An invasion, however, would not be free of risk.
“The problem for them is that if they do go in, there is always the possibility that they run into a protracted guerrilla struggle,” said Steven A. Cook, a Middle East expert at the Council on Foreign Relations.
The greater likelihood, analysts said, was that the Kurds seek an agreement with Syria’s president, Al Assad, that grants them limited autonomy in eastern Syria in exchange for their loyalty.
Such an agreement would put Turkey into greater conflict with Al Assad and the Russians.
Russia biggest beneficiary
Russia may be the biggest beneficiary of a US departure, which would leave it as the major global power in Syria and restore its Soviet-era role as a player in the Middle East.
Putin’s praise for Trump aside, he is likely to use a US withdrawal to “tell the world that Russia’s won against the US in this proxy war,” said Khatib of Chatham House.
And with good reason, she added: “Russia will take advantage of the vacuum to set the terms for the trajectory of the Syrian conflict as it wishes. It paves the way for Russia to treat Syria as part of its virtual territory.”
But while Moscow and Tehran may both gain in the short term, the end of the war in Syria is likely to bring them into conflict, as their alliance in support of Al
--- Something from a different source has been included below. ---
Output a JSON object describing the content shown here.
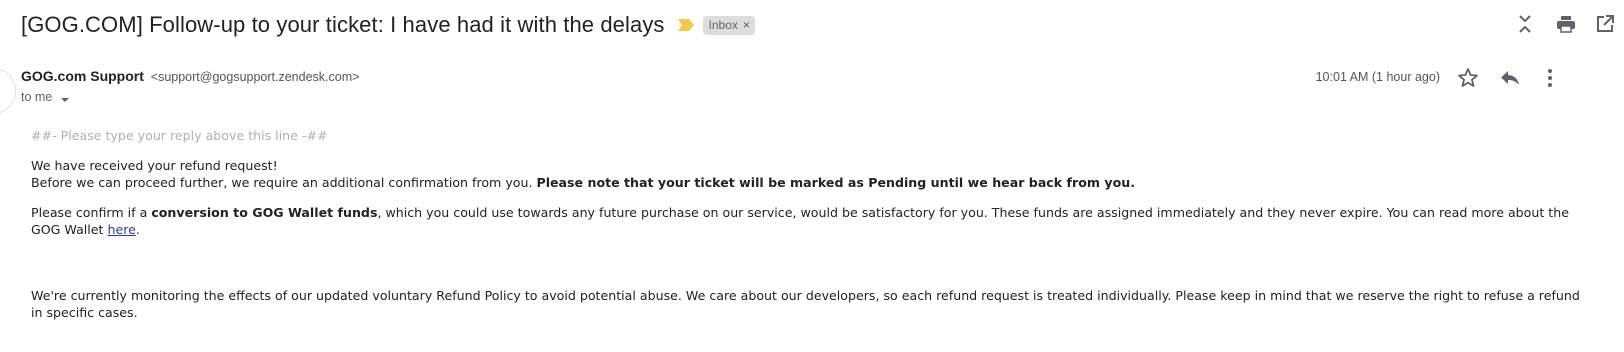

Assad will give way to competing interests: Russia wants a strong government in Damascus that is loyal to Moscow, while Tehran wants a weak regime on which it can impose its will.
“It seems to me we’re seeing the rise of a new axis in the Middle East, aligning Russia, Israel and countries like Saudi Arabia against Iran,” Khatib said. “But this will take a while to play out. And it does not remove the immediate danger that is now going to increase when it comes to Israel’s own security.”